Dr. Jonathan King, Assistant Professor in the Division of Surgical Oncology at UCLA will join our Patient and Family Webinar Series to talk about what happens in the pancreatic cancer operating room. He will address what to prepare for before surgery, what to expect on the day of surgery and how to plan for the best post-surgical care. Having a plan in place for each step in your surgical game plan can make the process smoother and assist with recovery times.

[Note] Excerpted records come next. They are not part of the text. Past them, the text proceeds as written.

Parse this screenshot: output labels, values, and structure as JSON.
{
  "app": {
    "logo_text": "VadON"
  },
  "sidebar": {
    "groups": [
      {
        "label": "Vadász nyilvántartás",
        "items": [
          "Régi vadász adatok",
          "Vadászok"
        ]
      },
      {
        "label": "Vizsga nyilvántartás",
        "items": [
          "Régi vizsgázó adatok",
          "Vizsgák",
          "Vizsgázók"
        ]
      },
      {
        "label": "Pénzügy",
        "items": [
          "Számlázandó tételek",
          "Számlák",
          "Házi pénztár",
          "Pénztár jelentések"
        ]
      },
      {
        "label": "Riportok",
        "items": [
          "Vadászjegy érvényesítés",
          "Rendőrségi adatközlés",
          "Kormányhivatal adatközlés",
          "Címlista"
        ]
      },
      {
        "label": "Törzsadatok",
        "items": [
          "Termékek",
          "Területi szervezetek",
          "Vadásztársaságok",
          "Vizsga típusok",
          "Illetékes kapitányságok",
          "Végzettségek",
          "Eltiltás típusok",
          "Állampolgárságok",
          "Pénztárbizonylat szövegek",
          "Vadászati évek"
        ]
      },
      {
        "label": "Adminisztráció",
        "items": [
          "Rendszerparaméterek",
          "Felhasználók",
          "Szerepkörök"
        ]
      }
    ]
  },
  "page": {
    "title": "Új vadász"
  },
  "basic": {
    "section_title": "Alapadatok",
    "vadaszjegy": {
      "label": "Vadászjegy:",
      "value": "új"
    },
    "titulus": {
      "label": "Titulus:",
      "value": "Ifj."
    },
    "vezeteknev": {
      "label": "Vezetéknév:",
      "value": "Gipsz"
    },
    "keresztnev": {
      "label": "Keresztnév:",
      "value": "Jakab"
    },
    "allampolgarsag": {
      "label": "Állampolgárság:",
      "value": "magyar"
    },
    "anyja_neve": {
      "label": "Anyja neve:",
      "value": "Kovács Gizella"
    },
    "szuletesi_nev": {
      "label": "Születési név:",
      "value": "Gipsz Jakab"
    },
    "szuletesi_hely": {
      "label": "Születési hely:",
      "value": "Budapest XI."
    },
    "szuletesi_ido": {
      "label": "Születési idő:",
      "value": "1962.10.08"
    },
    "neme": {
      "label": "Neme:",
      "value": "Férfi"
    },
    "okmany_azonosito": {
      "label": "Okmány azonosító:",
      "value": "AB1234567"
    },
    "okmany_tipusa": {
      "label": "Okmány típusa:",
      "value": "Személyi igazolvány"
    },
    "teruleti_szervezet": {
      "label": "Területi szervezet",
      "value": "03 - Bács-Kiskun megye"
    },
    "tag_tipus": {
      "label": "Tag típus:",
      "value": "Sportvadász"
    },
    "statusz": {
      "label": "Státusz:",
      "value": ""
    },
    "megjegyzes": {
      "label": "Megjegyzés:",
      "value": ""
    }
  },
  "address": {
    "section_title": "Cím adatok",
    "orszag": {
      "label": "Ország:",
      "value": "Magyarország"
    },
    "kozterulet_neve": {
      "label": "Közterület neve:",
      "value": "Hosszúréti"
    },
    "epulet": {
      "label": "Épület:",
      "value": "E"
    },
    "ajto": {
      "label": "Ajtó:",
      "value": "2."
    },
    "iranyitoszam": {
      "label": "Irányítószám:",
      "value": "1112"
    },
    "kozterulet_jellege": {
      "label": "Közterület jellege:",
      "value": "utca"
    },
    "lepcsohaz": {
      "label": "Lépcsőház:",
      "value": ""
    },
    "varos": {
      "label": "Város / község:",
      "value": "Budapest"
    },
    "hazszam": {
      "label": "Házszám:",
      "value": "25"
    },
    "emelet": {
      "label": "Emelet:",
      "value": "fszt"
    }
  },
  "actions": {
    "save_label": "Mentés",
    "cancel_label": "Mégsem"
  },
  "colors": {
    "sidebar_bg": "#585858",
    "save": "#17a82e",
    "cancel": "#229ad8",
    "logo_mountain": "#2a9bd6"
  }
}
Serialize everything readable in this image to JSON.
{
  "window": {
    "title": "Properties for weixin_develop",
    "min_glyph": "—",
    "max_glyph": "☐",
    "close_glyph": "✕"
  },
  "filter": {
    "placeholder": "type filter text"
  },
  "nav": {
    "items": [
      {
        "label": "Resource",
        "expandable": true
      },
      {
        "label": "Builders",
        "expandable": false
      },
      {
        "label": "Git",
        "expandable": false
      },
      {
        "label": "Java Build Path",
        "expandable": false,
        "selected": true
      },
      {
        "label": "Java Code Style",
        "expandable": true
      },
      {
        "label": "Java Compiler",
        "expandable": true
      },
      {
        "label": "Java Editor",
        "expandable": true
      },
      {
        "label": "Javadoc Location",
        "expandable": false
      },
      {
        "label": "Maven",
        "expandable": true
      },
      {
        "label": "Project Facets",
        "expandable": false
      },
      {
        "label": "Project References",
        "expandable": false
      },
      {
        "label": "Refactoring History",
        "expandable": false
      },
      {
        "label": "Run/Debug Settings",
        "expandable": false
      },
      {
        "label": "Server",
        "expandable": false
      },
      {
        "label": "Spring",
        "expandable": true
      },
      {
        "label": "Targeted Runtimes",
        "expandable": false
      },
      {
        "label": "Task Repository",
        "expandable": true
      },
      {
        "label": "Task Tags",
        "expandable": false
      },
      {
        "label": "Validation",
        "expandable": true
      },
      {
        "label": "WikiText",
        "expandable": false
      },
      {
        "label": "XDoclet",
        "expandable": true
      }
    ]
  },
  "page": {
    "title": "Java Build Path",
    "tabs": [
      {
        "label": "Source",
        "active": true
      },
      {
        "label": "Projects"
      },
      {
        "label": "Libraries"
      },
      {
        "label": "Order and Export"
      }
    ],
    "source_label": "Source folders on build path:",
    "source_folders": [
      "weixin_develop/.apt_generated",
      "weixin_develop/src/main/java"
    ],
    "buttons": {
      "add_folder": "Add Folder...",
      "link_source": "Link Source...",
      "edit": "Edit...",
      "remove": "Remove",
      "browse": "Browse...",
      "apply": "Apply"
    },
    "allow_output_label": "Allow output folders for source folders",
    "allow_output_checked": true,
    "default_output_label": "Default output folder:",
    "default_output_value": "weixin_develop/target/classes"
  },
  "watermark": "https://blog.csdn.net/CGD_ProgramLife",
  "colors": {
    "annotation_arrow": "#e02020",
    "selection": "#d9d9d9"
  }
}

When pancreatic cancer is diagnosed in the early stages, or after chemotherapy to shrink a tumor (known as neoadjuvant therapy), surgery may be an option. Usually, surgery removes only the part of the pancreas that has cancer but, in some cases, the whole pancreas may be removed. The type of surgery depends on the location of the tumor in the pancreas. Surgery to remove a tumor in the head of the pancreas is called a Whipple procedure, the most common type of surgery for pancreatic cancer. If the tumor is in the tail of the pancreas, the surgeon may remove the cancerous areas along with your spleen and nearby lymph nodes, known as a distal pancreatectomy. There are also various operative approaches, including laparoscopic, robotic, or open surgery. Dr. King will address the types of surgery and the anatomy involved as well as the common approaches and what to expect from each.
Surgery for pancreatic cancer is a major operation and may require you to stay in the hospital for 7-10 days afterward. Dr. King will discuss how to prepare, including tips for nutrition, physical activity and a plan for post-surgical pain management. He will also address what to expect on surgery day, including what to bring, questions to address and choices you may be asked to make such as epidural placement.
Once the surgery is complete, it takes time to heal and each person’s recovery is different. You may have pain or discomfort for the first few days and it is common to feel weak or tired for a while. Depending on your surgery, it may be hard to digest food and you may feel bloated or full. Dr. King will address the in-hospital steps for post-surgical recovery including operative drains, activity in the hospital and dietary advice.
Dr. Jonathan King is an Assistant Professor in the Division of General Surgery at UCLA. He is a surgeon within the Hirshberg Center for Pancreatic Diseases at UCLA, has presented at past Symposiums and was the Honorary Medical Co-Chair of the 2018 LA Cancer Challenge. He has expertise in robotic-assisted minimally invasive pancreas surgery and performed UCLA’s first minimally-invasive pancreaticoduodenectomy (Whipple procedure). Dr. King is an enthusiastic surgical educator and is developing the UCLA residency training curriculum for robotic-assisted surgery.